## ASSIGNMENT:
Each line of the data below containing "оплаты" needs to be listed.

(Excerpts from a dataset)
=== Begin Enclosure ===

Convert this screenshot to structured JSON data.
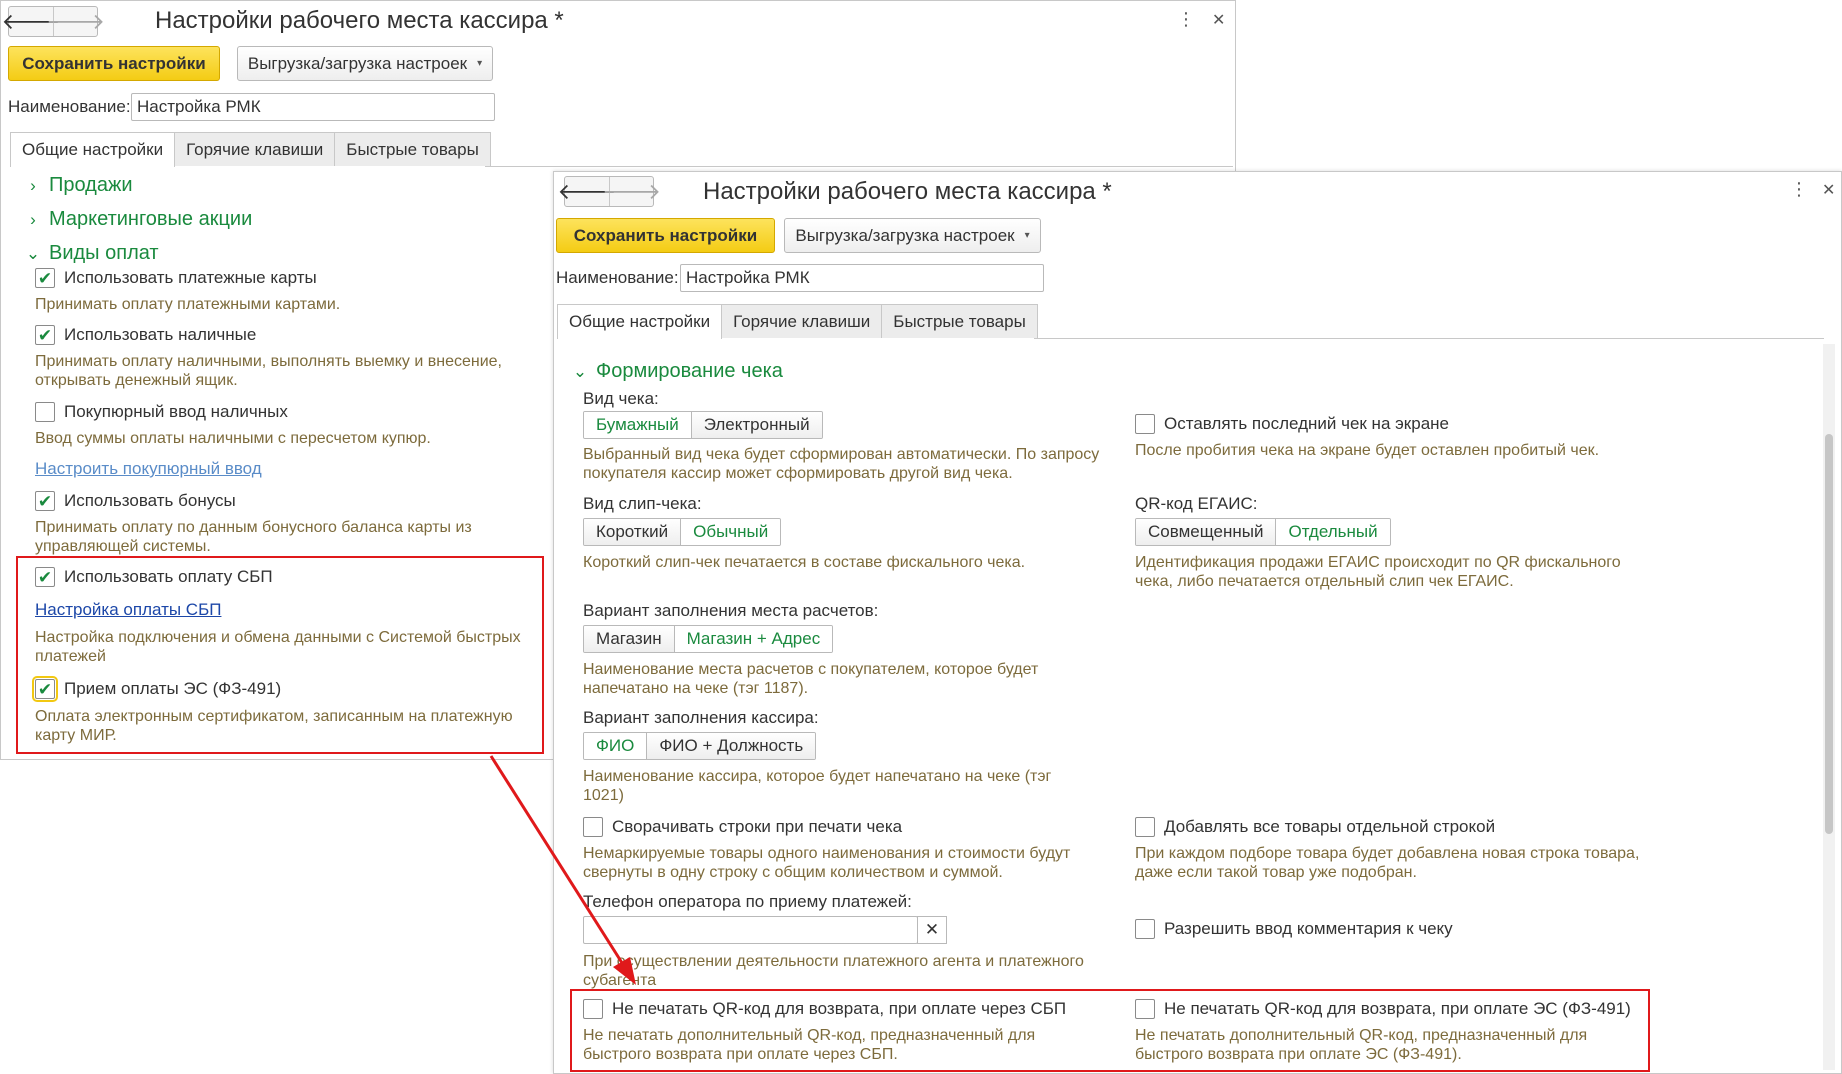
{
  "window1": {
    "title": "Настройки рабочего места кассира *",
    "save_button": "Сохранить настройки",
    "export_button": "Выгрузка/загрузка настроек",
    "name_label": "Наименование:",
    "name_value": "Настройка РМК",
    "tabs": [
      "Общие настройки",
      "Горячие клавиши",
      "Быстрые товары"
    ],
    "groups": {
      "sales": "Продажи",
      "marketing": "Маркетинговые акции",
      "payments": "Виды оплат"
    },
    "items": [
      {
        "label": "Использовать платежные карты",
        "checked": true,
        "hint": "Принимать оплату платежными картами."
      },
      {
        "label": "Использовать наличные",
        "checked": true,
        "hint": "Принимать оплату наличными, выполнять выемку и внесение, открывать денежный ящик."
      },
      {
        "label": "Покупюрный ввод наличных",
        "checked": false,
        "hint": "Ввод суммы оплаты наличными с пересчетом купюр."
      },
      {
        "label": "Использовать бонусы",
        "checked": true,
        "hint": "Принимать оплату по данным бонусного баланса карты из управляющей системы."
      },
      {
        "label": "Использовать оплату СБП",
        "checked": true,
        "hint": "Настройка подключения и обмена данными с Системой быстрых платежей"
      },
      {
        "label": "Прием оплаты ЭС (ФЗ-491)",
        "checked": true,
        "hint": "Оплата электронным сертификатом, записанным на платежную карту МИР."
      }
    ],
    "link_banknote": "Настроить покупюрный ввод",
    "link_sbp": "Настройка оплаты СБП"
  },
  "window2": {
    "title": "Настройки рабочего места кассира *",
    "save_button": "Сохранить настройки",
    "export_button": "Выгрузка/загрузка настроек",
    "name_label": "Наименование:",
    "name_value": "Настройка РМК",
    "tabs": [
      "Общие настройки",
      "Горячие клавиши",
      "Быстрые товары"
    ],
    "group": "Формирование чека",
    "receipt_type": {
      "label": "Вид чека:",
      "options": [
        "Бумажный",
        "Электронный"
      ],
      "selected": "Бумажный",
      "hint": "Выбранный вид чека будет сформирован автоматически. По запросу покупателя кассир может сформировать другой вид чека."
    },
    "keep_last": {
      "label": "Оставлять последний чек на экране",
      "checked": false,
      "hint": "После пробития чека на экране будет оставлен пробитый чек."
    },
    "slip_type": {
      "label": "Вид слип-чека:",
      "options": [
        "Короткий",
        "Обычный"
      ],
      "selected": "Обычный",
      "hint": "Короткий слип-чек печатается  в составе фискального чека."
    },
    "egais_qr": {
      "label": "QR-код ЕГАИС:",
      "options": [
        "Совмещенный",
        "Отдельный"
      ],
      "selected": "Отдельный",
      "hint": "Идентификация продажи ЕГАИС происходит по QR фискального чека, либо печатается отдельный слип чек ЕГАИС."
    },
    "place_fill": {
      "label": "Вариант заполнения места расчетов:",
      "options": [
        "Магазин",
        "Магазин + Адрес"
      ],
      "selected": "Магазин + Адрес",
      "hint": "Наименование места расчетов с покупателем, которое будет напечатано на чеке (тэг 1187)."
    },
    "cashier_fill": {
      "label": "Вариант заполнения кассира:",
      "options": [
        "ФИО",
        "ФИО + Должность"
      ],
      "selected": "ФИО",
      "hint": "Наименование кассира, которое будет напечатано на чеке (тэг 1021)"
    },
    "collapse_rows": {
      "label": "Сворачивать строки при печати чека",
      "checked": false,
      "hint": "Немаркируемые товары одного наименования и стоимости будут свернуты в одну строку с общим количеством и суммой."
    },
    "separate_rows": {
      "label": "Добавлять все товары отдельной строкой",
      "checked": false,
      "hint": "При каждом подборе товара будет добавлена новая строка товара, даже если такой товар уже подобран."
    },
    "operator_phone": {
      "label": "Телефон оператора по приему платежей:",
      "value": "",
      "hint": "При осуществлении деятельности платежного агента и платежного субагента"
    },
    "allow_comment": {
      "label": "Разрешить ввод комментария к чеку",
      "checked": false
    },
    "no_qr_sbp": {
      "label": "Не печатать QR-код для возврата, при оплате через СБП",
      "checked": false,
      "hint": "Не печатать дополнительный QR-код, предназначенный для быстрого возврата при оплате через СБП."
    },
    "no_qr_es": {
      "label": "Не печатать QR-код для возврата, при оплате ЭС (ФЗ-491)",
      "checked": false,
      "hint": "Не печатать дополнительный QR-код, предназначенный для быстрого возврата при оплате ЭС (ФЗ-491)."
    }
  },
  "icons": {
    "back": "arrow-left-icon",
    "forward": "arrow-right-icon",
    "more": "more-vertical-icon",
    "close": "close-icon",
    "check": "checkmark-icon",
    "clear": "clear-icon"
  },
  "colors": {
    "accent_green": "#1a8a3e",
    "save_yellow": "#f4cc14",
    "highlight_red": "#e0191b",
    "hint_text": "#7d6b3c",
    "link_blue": "#1c47a8"
  },
  "glyphs": {
    "back": "🡐",
    "forward": "🡒",
    "more": "⋮",
    "close": "✕",
    "check": "✔",
    "chev_right": "›",
    "chev_down": "⌄",
    "caret": "▾",
    "clear": "✕"
  }
}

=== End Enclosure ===

## COMPLETED TASK:
        "hint": "Ввод суммы оплаты наличными с пересчетом купюр."
        "label": "Прием оплаты ЭС (ФЗ-491)",
    "link_sbp": "Настройка оплаты СБП"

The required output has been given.